The easygoing nature is also evident when cruising. The ML 250 uses a traditional steel suspension with anti-dive and anti-squat as well as stabiliser bars to deliver exceptional ride comfort, even on those big wheels. It remains supple and composed, even when the quality of road surface deteriorates badly. Of course, this being a 4Matic model, full-time all-wheel drive is standard, but it’s really only there to come to the rescue in low-grip conditions (muddy, icy etc) rather than endowing the ML with true off-road ability. In any event, the ground clearance of 191 mm is quite limited and there’s no low-range.
Mercedes-Benz ML 250 - VerdictWhile the first-generation ML, which made its debut in 1997, was a groundbreaking car for Mercedes-Benz, it was however not quite up to the brand’s traditional levels of quality and refinement. The second-generation model was a vast improvement, and remained competitive right until the end. This new model does not represent as major a leap, but nevertheless refines and hones the ML offering even further. As a luxurious, safe and efficient premium SUV, there’s precious little wrong with it. It just needs a bit more oomph.
- Great fuel economy
- Cabin space
- Build quality
- Ride comfort
- Sparse standard equipment
- Lazy performance

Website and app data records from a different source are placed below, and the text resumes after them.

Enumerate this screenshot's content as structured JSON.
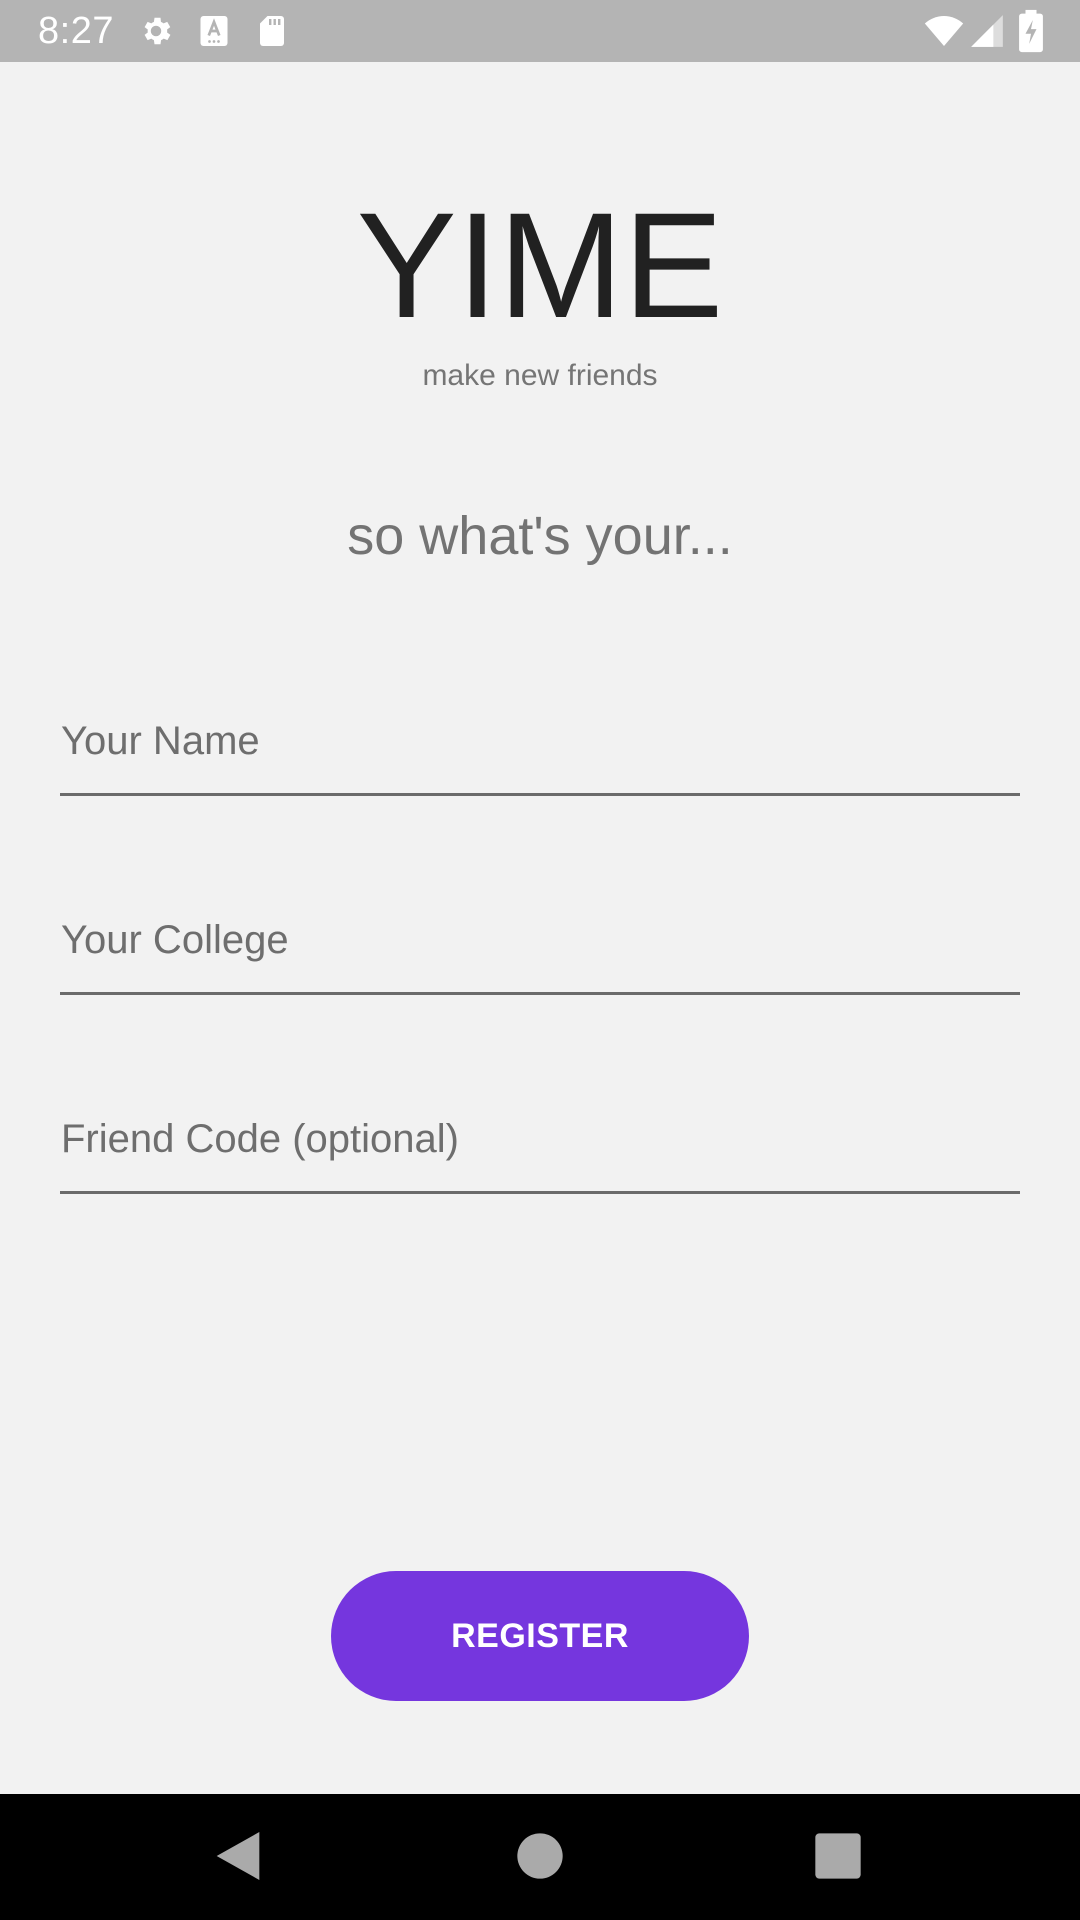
{
  "status_bar": {
    "time": "8:27",
    "left_icons": [
      "gear-icon",
      "keyboard-a-icon",
      "sd-card-icon"
    ],
    "right_icons": [
      "wifi-icon",
      "signal-icon",
      "battery-charging-icon"
    ],
    "background_color": "#b4b4b4"
  },
  "app": {
    "title": "YIME",
    "subtitle": "make new friends",
    "prompt": "so what's your..."
  },
  "form": {
    "name_placeholder": "Your Name",
    "college_placeholder": "Your College",
    "friend_code_placeholder": "Friend Code (optional)",
    "register_label": "REGISTER",
    "accent_color": "#7536de"
  },
  "nav_bar": {
    "buttons": [
      "back-icon",
      "home-icon",
      "recents-icon"
    ]
  }
}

Fast factsEngine: 2,1-litre, four-cylinder, turbodiesel Power: 150 kW @ 4 200 rpm Torque: 500 Nm @ 1 600-1 800 rpm Transmission: Seven-speed automatic Wheels: 18-inch alloy Top speed: 210 km/h0-100 km/h: 9,0 seconds Fuel economy: 6,5 L/100 km
- BMW X5 xDrive30d Steptronic: Unlike the Mercedes which prioritises fuel economy, the emphasis with the BMW remains on performance and dynamic finesse. Consequently it feels the livelier and more agile SUV, but it’s not nearly as economical (on paper).
- Lexus RX450h F-Sport: The Lexus remains an odd-ball choice, but if it’s ultimate efficiency you’re after is worth considering. It matches the Mercedes’s claimed consumption but in reality is thirstier. On the other hand, it is loaded with features.
- Volkswagen Touareg 3,0 V6 TDI BlueMotion Tiptronic: The Touareg may lack a prestige badge on the nose, but it’s a very, very good car with a good balance of luxury and comfort features and the VW Group’s impressive 3,0-litre turbodiesel engine. A steal second-hand.